Assignment => Find all lines in the listing that include the word "LOREM", then copy them.

[Start of section]

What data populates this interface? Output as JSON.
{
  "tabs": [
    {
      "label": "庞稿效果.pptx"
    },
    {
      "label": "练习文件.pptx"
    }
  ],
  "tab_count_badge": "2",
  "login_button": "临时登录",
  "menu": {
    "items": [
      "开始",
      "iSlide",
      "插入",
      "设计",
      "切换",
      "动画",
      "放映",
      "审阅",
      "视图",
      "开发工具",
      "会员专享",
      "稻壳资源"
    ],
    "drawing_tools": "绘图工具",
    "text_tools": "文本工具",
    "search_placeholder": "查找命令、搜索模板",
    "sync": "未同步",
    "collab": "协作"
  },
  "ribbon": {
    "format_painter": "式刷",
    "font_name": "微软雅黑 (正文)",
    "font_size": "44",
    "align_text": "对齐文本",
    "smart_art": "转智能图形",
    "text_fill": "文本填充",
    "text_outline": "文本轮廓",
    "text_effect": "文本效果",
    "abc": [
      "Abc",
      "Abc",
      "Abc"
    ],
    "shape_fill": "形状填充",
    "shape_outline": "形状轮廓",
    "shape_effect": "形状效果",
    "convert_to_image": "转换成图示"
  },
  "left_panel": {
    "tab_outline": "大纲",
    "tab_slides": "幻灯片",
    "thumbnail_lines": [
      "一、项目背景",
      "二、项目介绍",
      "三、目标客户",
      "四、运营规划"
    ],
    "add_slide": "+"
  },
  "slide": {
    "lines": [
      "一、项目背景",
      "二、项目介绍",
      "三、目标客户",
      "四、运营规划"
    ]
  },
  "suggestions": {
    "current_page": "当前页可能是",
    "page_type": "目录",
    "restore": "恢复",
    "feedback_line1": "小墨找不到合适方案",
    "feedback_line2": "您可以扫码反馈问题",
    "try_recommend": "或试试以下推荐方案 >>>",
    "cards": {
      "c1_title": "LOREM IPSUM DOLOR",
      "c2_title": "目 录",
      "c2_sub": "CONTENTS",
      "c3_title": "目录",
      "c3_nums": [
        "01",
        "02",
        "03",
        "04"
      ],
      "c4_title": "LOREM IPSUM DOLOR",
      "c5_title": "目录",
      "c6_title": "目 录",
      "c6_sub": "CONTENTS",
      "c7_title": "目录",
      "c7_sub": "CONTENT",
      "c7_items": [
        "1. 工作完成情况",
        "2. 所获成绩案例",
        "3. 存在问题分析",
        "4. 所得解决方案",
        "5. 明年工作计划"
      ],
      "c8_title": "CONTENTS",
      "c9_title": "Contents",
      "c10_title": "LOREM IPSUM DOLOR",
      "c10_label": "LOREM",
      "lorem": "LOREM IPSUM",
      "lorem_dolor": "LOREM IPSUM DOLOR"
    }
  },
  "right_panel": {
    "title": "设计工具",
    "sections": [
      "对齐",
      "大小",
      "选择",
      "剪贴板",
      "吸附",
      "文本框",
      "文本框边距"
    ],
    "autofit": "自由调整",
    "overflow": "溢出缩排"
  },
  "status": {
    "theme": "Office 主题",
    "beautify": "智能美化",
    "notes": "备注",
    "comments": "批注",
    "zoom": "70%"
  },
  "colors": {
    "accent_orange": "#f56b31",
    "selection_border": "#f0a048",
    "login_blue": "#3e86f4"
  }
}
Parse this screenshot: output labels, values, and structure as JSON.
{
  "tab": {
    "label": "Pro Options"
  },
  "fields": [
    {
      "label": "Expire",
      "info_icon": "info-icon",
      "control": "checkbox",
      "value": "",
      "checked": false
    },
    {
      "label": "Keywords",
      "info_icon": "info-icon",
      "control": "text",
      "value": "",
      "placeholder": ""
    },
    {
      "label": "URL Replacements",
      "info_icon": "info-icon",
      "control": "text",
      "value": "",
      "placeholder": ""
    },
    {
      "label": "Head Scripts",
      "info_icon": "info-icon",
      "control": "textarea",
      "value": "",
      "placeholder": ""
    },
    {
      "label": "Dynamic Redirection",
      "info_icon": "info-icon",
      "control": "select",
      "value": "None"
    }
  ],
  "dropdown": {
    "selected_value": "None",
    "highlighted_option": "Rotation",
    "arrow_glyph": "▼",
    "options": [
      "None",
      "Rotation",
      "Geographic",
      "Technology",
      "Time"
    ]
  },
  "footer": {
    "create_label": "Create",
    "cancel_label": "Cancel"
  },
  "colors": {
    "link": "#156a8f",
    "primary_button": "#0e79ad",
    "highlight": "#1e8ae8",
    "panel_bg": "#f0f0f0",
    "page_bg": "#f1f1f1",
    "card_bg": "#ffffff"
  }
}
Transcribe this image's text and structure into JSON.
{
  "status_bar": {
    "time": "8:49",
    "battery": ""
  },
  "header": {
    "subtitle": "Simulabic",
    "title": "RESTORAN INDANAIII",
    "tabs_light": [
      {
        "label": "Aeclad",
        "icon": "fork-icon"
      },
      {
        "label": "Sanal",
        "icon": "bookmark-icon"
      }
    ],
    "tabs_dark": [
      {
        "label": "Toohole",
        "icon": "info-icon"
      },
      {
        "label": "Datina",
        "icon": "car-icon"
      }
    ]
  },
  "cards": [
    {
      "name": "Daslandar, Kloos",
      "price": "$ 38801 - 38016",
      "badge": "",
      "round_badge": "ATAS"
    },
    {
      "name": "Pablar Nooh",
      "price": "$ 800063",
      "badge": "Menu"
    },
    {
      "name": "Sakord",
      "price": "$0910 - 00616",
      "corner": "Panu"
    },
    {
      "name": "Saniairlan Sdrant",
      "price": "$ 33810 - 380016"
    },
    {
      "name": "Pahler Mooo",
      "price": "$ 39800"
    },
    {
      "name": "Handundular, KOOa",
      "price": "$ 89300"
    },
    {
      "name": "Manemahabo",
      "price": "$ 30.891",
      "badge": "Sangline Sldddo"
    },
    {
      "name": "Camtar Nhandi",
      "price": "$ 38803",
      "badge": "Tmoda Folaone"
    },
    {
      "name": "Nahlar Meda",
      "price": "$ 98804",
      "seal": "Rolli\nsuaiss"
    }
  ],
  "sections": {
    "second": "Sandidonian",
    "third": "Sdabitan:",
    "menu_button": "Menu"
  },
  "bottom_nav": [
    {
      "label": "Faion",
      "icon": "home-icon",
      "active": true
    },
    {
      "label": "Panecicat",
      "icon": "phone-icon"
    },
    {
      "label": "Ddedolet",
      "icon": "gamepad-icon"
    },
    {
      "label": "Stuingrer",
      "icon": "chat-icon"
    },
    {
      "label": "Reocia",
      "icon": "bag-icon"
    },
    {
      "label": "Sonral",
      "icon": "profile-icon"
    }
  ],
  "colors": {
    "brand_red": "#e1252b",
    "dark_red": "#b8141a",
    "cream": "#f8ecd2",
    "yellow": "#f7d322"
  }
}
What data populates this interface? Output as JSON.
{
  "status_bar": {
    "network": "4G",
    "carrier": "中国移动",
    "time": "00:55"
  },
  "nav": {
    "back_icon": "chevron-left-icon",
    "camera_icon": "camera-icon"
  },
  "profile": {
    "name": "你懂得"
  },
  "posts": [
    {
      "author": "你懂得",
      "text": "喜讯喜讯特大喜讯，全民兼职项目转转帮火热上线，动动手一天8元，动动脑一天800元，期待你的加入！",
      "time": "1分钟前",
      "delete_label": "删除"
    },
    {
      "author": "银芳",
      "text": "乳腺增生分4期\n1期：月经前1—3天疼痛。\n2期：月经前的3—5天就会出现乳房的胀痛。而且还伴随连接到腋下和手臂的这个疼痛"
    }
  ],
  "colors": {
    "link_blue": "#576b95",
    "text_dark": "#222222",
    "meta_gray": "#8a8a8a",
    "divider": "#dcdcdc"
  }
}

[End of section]

Problem solution =>
      "c1_title": "LOREM IPSUM DOLOR",
      "c4_title": "LOREM IPSUM DOLOR",
      "c10_title": "LOREM IPSUM DOLOR",
      "c10_label": "LOREM",
      "lorem": "LOREM IPSUM",
      "lorem_dolor": "LOREM IPSUM DOLOR"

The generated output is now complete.